Whatever appears in the records apart from pictures must be reproduced exactly.

--- SUPPLIED MATERIAL Enclosed Below ---

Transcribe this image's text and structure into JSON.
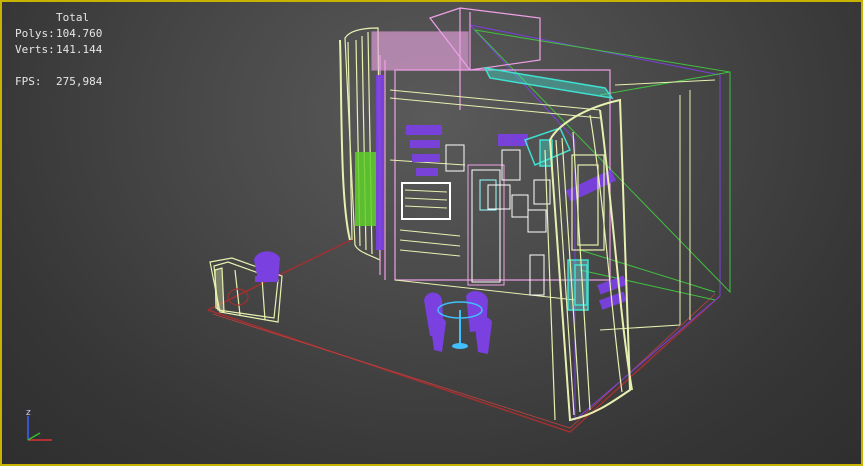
{
  "stats": {
    "column_header": "Total",
    "polys_label": "Polys:",
    "polys_value": "104.760",
    "verts_label": "Verts:",
    "verts_value": "141.144",
    "fps_label": "FPS:",
    "fps_value": "275,984"
  },
  "gizmo": {
    "z_label": "z"
  },
  "colors": {
    "viewport_border": "#c8b400",
    "wire_cream": "#e8f0b0",
    "wire_pink": "#f0a0e8",
    "wire_green": "#40c040",
    "wire_teal": "#40e0d0",
    "wire_purple": "#7a40e0",
    "floor_red": "#a03030"
  }
}
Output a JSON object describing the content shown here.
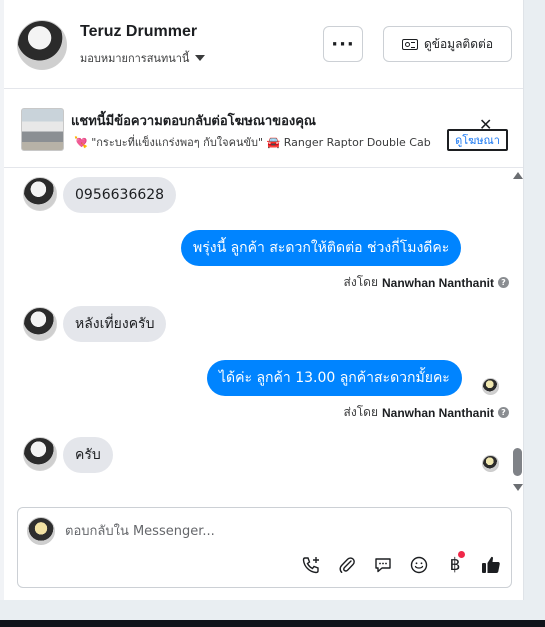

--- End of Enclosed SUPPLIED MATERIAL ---

● OUTPUT FOR THIS TASK
Transcribe this image's text and structure into JSON.
{
  "stats": {
    "column_header": "Total",
    "polys_label": "Polys:",
    "polys_value": "104.760",
    "verts_label": "Verts:",
    "verts_value": "141.144",
    "fps_label": "FPS:",
    "fps_value": "275,984"
  },
  "gizmo": {
    "z_label": "z"
  },
  "colors": {
    "viewport_border": "#c8b400",
    "wire_cream": "#e8f0b0",
    "wire_pink": "#f0a0e8",
    "wire_green": "#40c040",
    "wire_teal": "#40e0d0",
    "wire_purple": "#7a40e0",
    "floor_red": "#a03030"
  }
}
Output a JSON object describing the content shown here.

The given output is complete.